Similar emphasis was placed on employment after the depression of 1896, again in the 1920s, and finally in the 1930s. In each case, Church members and leaders acted with creative initiative to meet employment needs, thereby encouraging self-reliance.
As the worldwide depression of the 1930s gradually slowed the wheels of industry and commerce, leaving thousands of Latter-day Saints without means of supporting themselves, Church leaders throughout the world attempted to find ways of helping members find employment.
By 1935, working models began emerging from the innovative efforts of priesthood leaders in many areas of the Church. The approach most publicized in succeeding years began under the direction of President Harold B. Lee in the Pioneer Stake. Stake members renovated an old building and contracted with struggling farmers to provide labor in return for a share of the harvest. The stake’s share was either sold to help the needy or canned and distributed to them. (See Henry D. Taylor, “The Church Welfare Plan,” unpublished manuscript, 1984, p. 10; “Golden Jubilee History of Liberty Stakes 1904 to 1954,” unpublished manuscript, Church historian’s office.)
On 6 April 1936, the First Presidency introduced the Church Security Plan to selected priesthood leaders. They called for an increase in fast offerings and full payment of tithing. And they encouraged every bishop “to have accumulated by next October conference sufficient food and clothes to provide for every family in his ward during the coming winter. The Relief Society must cooperate in this work.” (As quoted in “The Church Welfare Plan,” p. 23.)
During the October 1936 conference, the First Presidency issued this statement: “Our primary purpose was to set up, in so far as it might be possible, a system under which the curse of idleness would be done away with, the evils of a dole abolished, and independence, industry, thrift and self respect be once more established amongst our people. The aim of the Church is to help the people to help themselves. Work is to be re-enthroned as the ruling principle of the lives of our Church membership.” (In Conference Report, Oct. 1936, p. 3.)
Once confined largely to the mountains of western America, the Church now spans the globe. A generation once employed mostly on farms and in shops has given birth to new generations sustaining themselves in the offices, factories, and laboratories of a complex, technological world. The Church once governed itself in an isolated frontier territory; its members must now live in harmony with diverse laws and governments.

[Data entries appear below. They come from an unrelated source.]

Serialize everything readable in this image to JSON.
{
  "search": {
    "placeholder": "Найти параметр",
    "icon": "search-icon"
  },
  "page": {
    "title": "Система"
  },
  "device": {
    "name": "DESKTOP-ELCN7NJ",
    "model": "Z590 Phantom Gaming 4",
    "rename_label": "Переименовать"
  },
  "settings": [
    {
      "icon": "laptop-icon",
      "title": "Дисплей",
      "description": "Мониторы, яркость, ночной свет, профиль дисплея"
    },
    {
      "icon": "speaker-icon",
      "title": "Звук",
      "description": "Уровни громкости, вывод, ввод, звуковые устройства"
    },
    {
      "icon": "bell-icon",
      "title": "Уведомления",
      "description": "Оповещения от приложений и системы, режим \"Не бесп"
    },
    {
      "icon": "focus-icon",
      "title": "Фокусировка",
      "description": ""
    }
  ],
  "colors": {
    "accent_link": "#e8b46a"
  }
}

As we now address current and future welfare needs in this global society, the history of welfare services efforts reminds us that (1) revealed welfare principles apply both in times of dramatic need and in days of boundless prosperity; (2) the Lord reveals workable solutions as Church members apply true principles to meet their needs; (3) progress in welfare efforts is measured in the depth and quality of individual gospel living and giving; and (4) the needs of members in a worldwide Church require local initiatives and problem solving; the Church cannot provide all means and systems to meet local needs.
Speaking of welfare efforts initiated on 6 April 1936, President Harold B. Lee said, “We haven’t been experimenting, we have had the blueprint. All through the years we have had the scriptures, the blueprint’s there, we have just been trying to make our model fit the blueprint.” (As quoted in Henry D. Taylor, “The Church Welfare Plan,” p. 84.)
As we now move forward, preparing a people for the events attending the Savior’s second coming, we take confidence from the successes of our forebears. Each step toward self-reliance, each compassionate gift and service, each creative effort to address today’s needs is interwoven with similar efforts by millions of others of God’s children and will someday clothe the world with charity and bring the promised Zion.